Back in the early '90s, when WIRED
magazine was still in its infancy, each issue contained spread after spread of profound quotes -- "mind grenades," as they later became known -- from what
were then considered "digital futurists." One such futurist was the legendary musician/composer Brian Eno, who stated, "The problem with computers is, there is not enough Africa in them."
What he went on to explain was that if your index finger was the extent to which you "interact" with the digital future (via the mouse), then there was something profoundly wrong. The
basic human need and desire for bodily movement was primal -- the stuff of African rhythm and dance -- and to him, the connection from index finger to brain to World Wide Web fell just a bit too short
to consider it an optimal access to the "future."
Yet, here we are some 15 years later, finally able to see the possibilities of what touch-screen video and voice-activated interfaces can
do. No longer the "Flintstonian" experience they once were, touch screens have come a long way in just the last few years.

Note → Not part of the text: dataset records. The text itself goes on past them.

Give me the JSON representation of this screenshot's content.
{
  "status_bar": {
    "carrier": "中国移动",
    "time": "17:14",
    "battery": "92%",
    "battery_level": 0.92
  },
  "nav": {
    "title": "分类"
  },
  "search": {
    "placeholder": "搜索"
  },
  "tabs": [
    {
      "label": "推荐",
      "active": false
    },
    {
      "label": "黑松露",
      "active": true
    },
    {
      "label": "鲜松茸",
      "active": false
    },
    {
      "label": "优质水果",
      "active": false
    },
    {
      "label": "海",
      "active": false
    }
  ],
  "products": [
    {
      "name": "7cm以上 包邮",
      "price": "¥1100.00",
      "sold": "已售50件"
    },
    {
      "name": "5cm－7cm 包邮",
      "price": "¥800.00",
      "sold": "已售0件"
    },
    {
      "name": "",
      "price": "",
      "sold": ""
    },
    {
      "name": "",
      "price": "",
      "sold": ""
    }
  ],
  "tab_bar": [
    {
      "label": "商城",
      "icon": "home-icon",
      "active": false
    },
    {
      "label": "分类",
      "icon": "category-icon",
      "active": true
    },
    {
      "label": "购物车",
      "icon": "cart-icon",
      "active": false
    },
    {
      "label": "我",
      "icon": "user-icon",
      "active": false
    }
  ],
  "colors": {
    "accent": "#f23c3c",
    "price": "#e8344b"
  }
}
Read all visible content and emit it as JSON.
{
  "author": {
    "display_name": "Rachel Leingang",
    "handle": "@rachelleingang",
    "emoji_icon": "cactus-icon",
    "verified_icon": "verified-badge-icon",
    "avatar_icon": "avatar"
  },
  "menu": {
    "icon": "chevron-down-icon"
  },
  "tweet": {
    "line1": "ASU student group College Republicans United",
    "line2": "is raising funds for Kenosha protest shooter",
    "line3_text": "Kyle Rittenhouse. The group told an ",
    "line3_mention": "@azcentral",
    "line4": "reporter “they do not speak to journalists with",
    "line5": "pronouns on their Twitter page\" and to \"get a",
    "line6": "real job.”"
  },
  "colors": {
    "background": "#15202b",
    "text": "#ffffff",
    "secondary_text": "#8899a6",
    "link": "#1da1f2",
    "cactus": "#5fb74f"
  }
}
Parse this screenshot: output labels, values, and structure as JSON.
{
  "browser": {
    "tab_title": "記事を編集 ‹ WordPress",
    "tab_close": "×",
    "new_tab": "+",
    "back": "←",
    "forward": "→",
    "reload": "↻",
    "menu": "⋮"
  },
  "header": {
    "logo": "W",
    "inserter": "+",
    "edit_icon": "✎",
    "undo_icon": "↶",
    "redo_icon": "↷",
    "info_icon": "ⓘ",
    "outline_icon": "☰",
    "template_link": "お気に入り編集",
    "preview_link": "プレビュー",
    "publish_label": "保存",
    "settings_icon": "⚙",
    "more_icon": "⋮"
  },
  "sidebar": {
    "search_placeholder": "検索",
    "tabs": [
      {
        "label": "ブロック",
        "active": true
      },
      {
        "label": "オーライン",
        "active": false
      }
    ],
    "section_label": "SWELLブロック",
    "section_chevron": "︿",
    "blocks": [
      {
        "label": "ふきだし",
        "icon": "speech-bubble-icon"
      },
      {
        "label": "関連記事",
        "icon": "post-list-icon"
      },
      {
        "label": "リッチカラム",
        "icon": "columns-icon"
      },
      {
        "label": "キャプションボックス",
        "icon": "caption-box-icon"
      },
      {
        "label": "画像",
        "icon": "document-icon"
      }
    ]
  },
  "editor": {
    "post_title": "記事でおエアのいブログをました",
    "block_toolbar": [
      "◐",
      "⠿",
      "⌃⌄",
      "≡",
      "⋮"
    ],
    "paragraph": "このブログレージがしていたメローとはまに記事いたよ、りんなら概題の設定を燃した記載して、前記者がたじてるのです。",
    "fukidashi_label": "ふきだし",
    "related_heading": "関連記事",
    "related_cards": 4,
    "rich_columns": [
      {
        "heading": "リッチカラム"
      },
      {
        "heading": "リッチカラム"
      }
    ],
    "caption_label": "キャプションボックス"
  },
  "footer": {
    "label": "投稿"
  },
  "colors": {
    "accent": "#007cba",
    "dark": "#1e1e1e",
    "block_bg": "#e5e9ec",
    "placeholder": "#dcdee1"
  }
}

All you needed to prove it was a stroll across the CES floor a
few weeks back to sense that we are on the verge of a potential paradigm shift in graphical user interface (GUI) development: from sitting tethered to a desk by a mouse and keyboard, to walking at a
white board monitor, cellular earpiece in, moving "minority report-like" windows across a virtual desktop. Welcome to the age of full-body-motion computing.
We are only beginning to
see the ancillary benefits for the elderly and physically challenged that Nintendo's WII platform is unleashing -- an indication that freeing the act of computing from a sitting to standing and moving
position opens a world of new health-related advantages. Imagine being liberated from sitting for hours on end, changing to an office environment where one can physically stand and walk at a
whiteboard-style monitor with voice activation, using your hands instead of your index finger to move windows around on a macro desktop -- arranging and rearranging your content as you move through
Brian Eno was right -- and we're only beginning to get a taste of the primal movement he was referring to. As we continue accelerating the functionality of touchscreen
interfaces from iPhones to ATMs to etaxis, one can only wonder how much longer we will have to endure the mouse and keyboard/click-and-drag functionality that has plagued our desktops for years. The
Apple iPhone's horizontal interface lets you sweep through CD cover art with the greatest of ease. Imagine doing that with your hand on a larger screen/larger scale?
Even the latest
eTaxi touchscreen interface features a real-time GPS map that nicely places icons for advertisers like Subway, Citibank, Stabucks & WaMU adjacent to the interface, so you simply touch to locate the
closest one to your current location.
Just think, by the time our kids graduate from WIIs to the workplace, maybe -- just maybe -- an office the way we think of it will resemble something
completely different. And that $2,000 desk chair with the adjustable lumbar support and extra quiet casters... well, hopefully you'll want to rethink that.